DeLay, an outspoken opponent of gambling, was an instrument, witting or unwitting, in eLottery's campaign, documents and interviews show. Along with Rudy, he was a guest on a golfing trip to Scotland. As majority whip, he cast a rare vote against his party on the Internet gambling bill and for the rest of the year helped keep the measure off the floor. He told leadership colleagues that another vote could cost Republican seats in the hard-fought 2000 elections.
A statement from DeLay's lawyer said his votes "are based on sound public policy and principle."
The Scotland trip is one aspect of the gambling matter being investigated by the corruption task force. The trip took place more than five years ago, which ordinarily would be beyond the five-year statute of limitations on certain possible corruption charges. But legal sources say prosecutors have obtained a waiver of the time limit because of the need to gather information abroad.
Like many Internet companies emerging from the overheated 1990s, eLottery's money was drying up in the spring of 2000.
The company was founded in 1993 on the gamble that even a small fraction of the market for helping states and others put lotteries online could be worth a billion dollars a year. But the company faced many obstacles.
In 1998, the Justice Department had used existing gambling laws to force eLottery to shut down its first online lottery venture, with an Idaho Indian tribe. ELottery had not earned a dime since.
The Senate had passed the Internet Gambling Prohibition Act in late 1999, aiming to make it easier for authorities to stop online gambling sites. With a companion bill by Rep. Robert W. Goodlatte (R-Va.) advancing in the House in the spring of 2000, eLottery was desperate to ramp up its Washington lobbying. It had to sell off assets to stay afloat and raise cash.
In May, eLottery hired Abramoff's firm, Preston Gates & Ellis LLP, for $100,000 a month, according to lobbying reports. In the following months, Abramoff directed the company to pay hundreds of thousands of dollars to various organizations, faxes, e-mails and court records show. The groups included Norquist's Americans for Tax Reform; Sheldon's Traditional Values Coalition; companies affiliated with Reed; and a Seattle Orthodox Jewish foundation, Toward Tradition.

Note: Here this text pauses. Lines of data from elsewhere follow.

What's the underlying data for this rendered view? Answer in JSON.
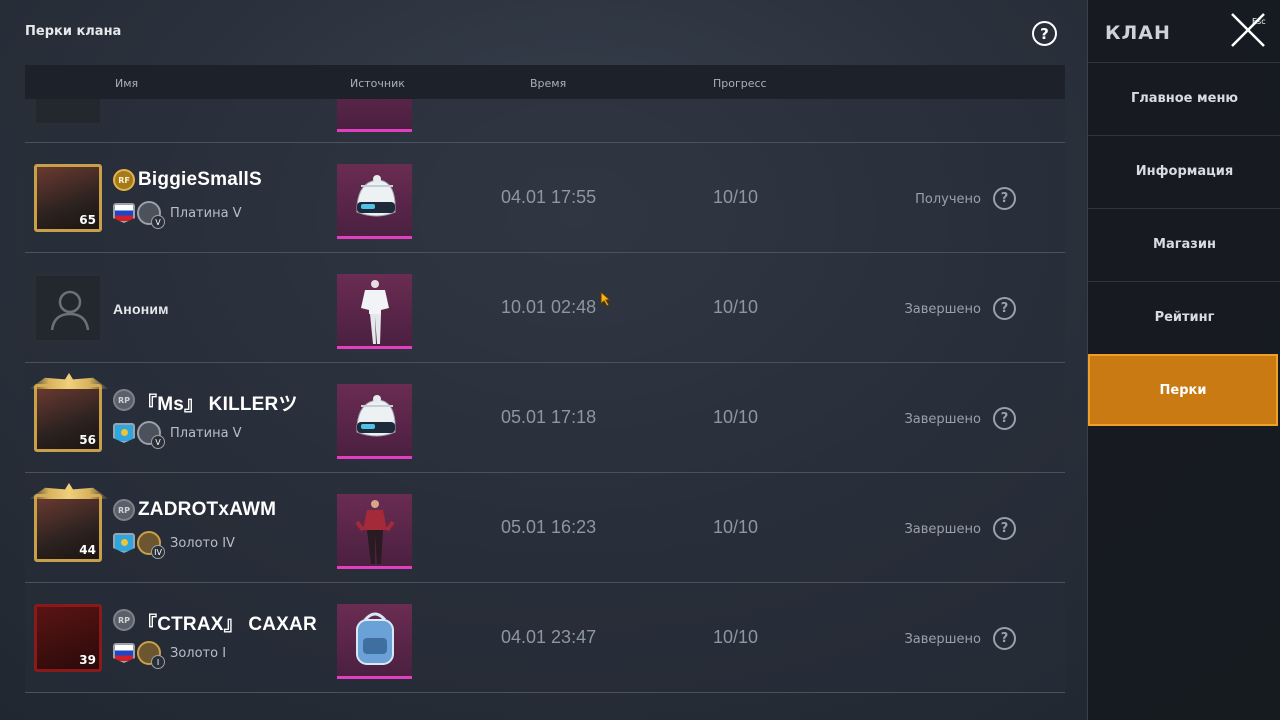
{
  "page": {
    "title": "Перки клана",
    "help_icon": "question-circle-icon"
  },
  "table": {
    "columns": {
      "name": "Имя",
      "source": "Источник",
      "time": "Время",
      "progress": "Прогресс"
    },
    "rows": [
      {
        "name": "BiggieSmallS",
        "rp": "RF",
        "rp_gold": true,
        "flag": "ru",
        "tier": "Платина V",
        "tier_num": "V",
        "level": "65",
        "avatar": "gold-frame",
        "item": "helmet",
        "time": "04.01 17:55",
        "progress": "10/10",
        "status": "Получено"
      },
      {
        "name": "Аноним",
        "anonymous": true,
        "item": "outfit-white",
        "time": "10.01 02:48",
        "progress": "10/10",
        "status": "Завершено"
      },
      {
        "name": "『Ms』 KILLERツ",
        "rp": "RP",
        "flag": "kz",
        "tier": "Платина V",
        "tier_num": "V",
        "level": "56",
        "avatar": "winged-frame",
        "item": "helmet",
        "time": "05.01 17:18",
        "progress": "10/10",
        "status": "Завершено"
      },
      {
        "name": "ZADROTxAWM",
        "rp": "RP",
        "flag": "kz",
        "tier": "Золото IV",
        "tier_num": "IV",
        "level": "44",
        "avatar": "winged-frame",
        "item": "outfit-red",
        "time": "05.01 16:23",
        "progress": "10/10",
        "status": "Завершено"
      },
      {
        "name": "『CTRAX』 CAXAR",
        "rp": "RP",
        "flag": "ru",
        "tier": "Золото I",
        "tier_num": "I",
        "level": "39",
        "avatar": "red-frame",
        "item": "backpack",
        "time": "04.01 23:47",
        "progress": "10/10",
        "status": "Завершено"
      }
    ]
  },
  "sidebar": {
    "title": "КЛАН",
    "close_label": "Esc",
    "items": [
      {
        "label": "Главное меню",
        "active": false
      },
      {
        "label": "Информация",
        "active": false
      },
      {
        "label": "Магазин",
        "active": false
      },
      {
        "label": "Рейтинг",
        "active": false
      },
      {
        "label": "Перки",
        "active": true
      }
    ]
  },
  "colors": {
    "accent": "#c97a12",
    "source_bg": "#5a2648",
    "source_border": "#e040c0"
  }
}
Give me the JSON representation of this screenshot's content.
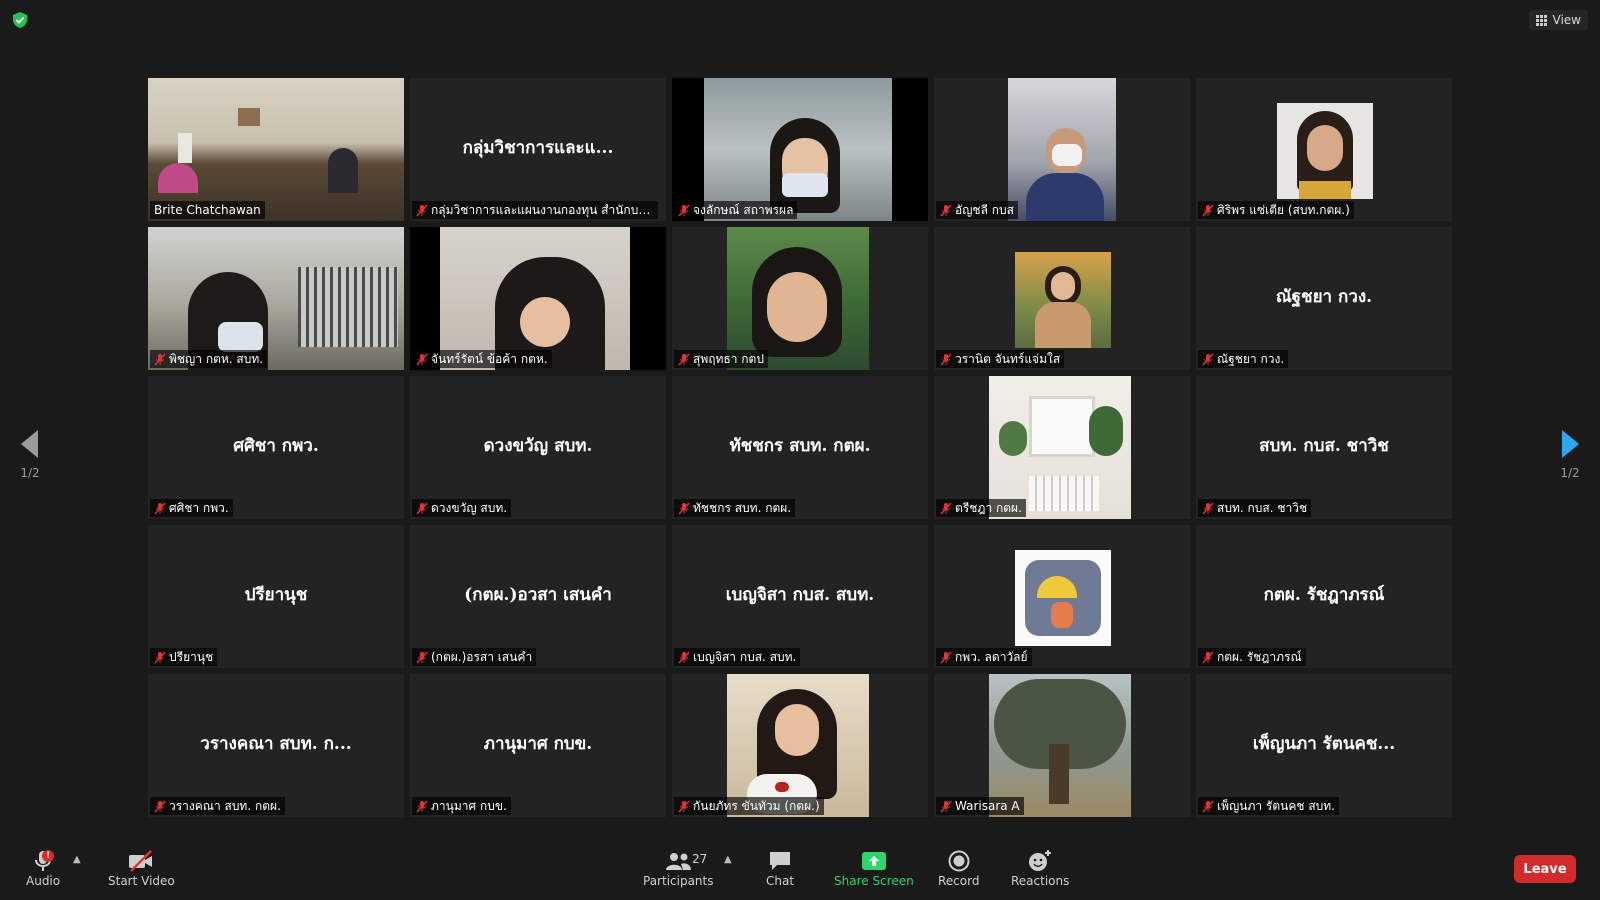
{
  "top": {
    "view_label": "View"
  },
  "pagination": {
    "left": "1/2",
    "right": "1/2"
  },
  "tiles": [
    {
      "name": "Brite Chatchawan",
      "center": ""
    },
    {
      "name": "กลุ่มวิชาการและแผนงานกองทุน สำนักบริหาร...",
      "center": "กลุ่มวิชาการและแ..."
    },
    {
      "name": "จงลักษณ์ สถาพรผล",
      "center": ""
    },
    {
      "name": "อัญชลี กบส",
      "center": ""
    },
    {
      "name": "ศิริพร แซ่เตีย (สบท.กตผ.)",
      "center": ""
    },
    {
      "name": "พิชญา กตห. สบท.",
      "center": ""
    },
    {
      "name": "จันทร์รัตน์ ข้อค้า กตห.",
      "center": ""
    },
    {
      "name": "สุพฤทธา กตป",
      "center": ""
    },
    {
      "name": "วรานิต จันทร์แจ่มใส",
      "center": ""
    },
    {
      "name": "ณัฐชยา กวง.",
      "center": "ณัฐชยา กวง."
    },
    {
      "name": "ศศิชา กพว.",
      "center": "ศศิชา กพว."
    },
    {
      "name": "ดวงขวัญ สบท.",
      "center": "ดวงขวัญ สบท."
    },
    {
      "name": "ทัชชกร สบท. กตผ.",
      "center": "ทัชชกร สบท. กตผ."
    },
    {
      "name": "ตรีชฎา กตผ.",
      "center": ""
    },
    {
      "name": "สบท. กบส. ชาวิช",
      "center": "สบท. กบส. ชาวิช"
    },
    {
      "name": "ปรียานุช",
      "center": "ปรียานุช"
    },
    {
      "name": "(กตผ.)อรสา เสนคำ",
      "center": "(กตผ.)อวสา เสนคำ"
    },
    {
      "name": "เบญจิสา กบส. สบท.",
      "center": "เบญจิสา กบส. สบท."
    },
    {
      "name": "กพว. ลดาวัลย์",
      "center": ""
    },
    {
      "name": "กตผ. รัชฎาภรณ์",
      "center": "กตผ. รัชฎาภรณ์"
    },
    {
      "name": "วรางคณา สบท. กตผ.",
      "center": "วรางคณา สบท. ก..."
    },
    {
      "name": "ภานุมาศ กบข.",
      "center": "ภานุมาศ กบข."
    },
    {
      "name": "กันยภัทร ขันทัวม (กตผ.)",
      "center": ""
    },
    {
      "name": "Warisara A",
      "center": ""
    },
    {
      "name": "เพ็ญนภา รัตนคช สบท.",
      "center": "เพ็ญนภา รัตนคช..."
    }
  ],
  "toolbar": {
    "audio": "Audio",
    "start_video": "Start Video",
    "participants": "Participants",
    "participants_count": "27",
    "chat": "Chat",
    "share_screen": "Share Screen",
    "record": "Record",
    "reactions": "Reactions",
    "leave": "Leave",
    "audio_badge": "!"
  },
  "colors": {
    "share_green": "#2dd56a",
    "leave_red": "#d32b2b",
    "active_border": "#e7e35a",
    "nav_blue": "#2aa7f0"
  }
}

Robert Daum, a former eLottery official, said he could not recall the names of the groups that received the payments but noted that all the money spent by the company at Abramoff's direction was for the purpose of defeating the Internet bill.
"We were willing to pursue all legitimate means to ensure that outcome, as people do all the time in Washington," Daum said. "Nothing more, nothing less."
Arrayed against eLottery were many leading groups on the religious right who were pushing to ban Internet gambling, including the Moral Majority and the Christian Coalition. James Dobson, influential leader of Focus on the Family, praised the bill in an opinion piece for the New York Times.
Still, according to his strategy e-mails, Abramoff thought he could turn conservatives in the House against the bill. He seized on some compromise language in the bill making exceptions for jai alai and horse racing.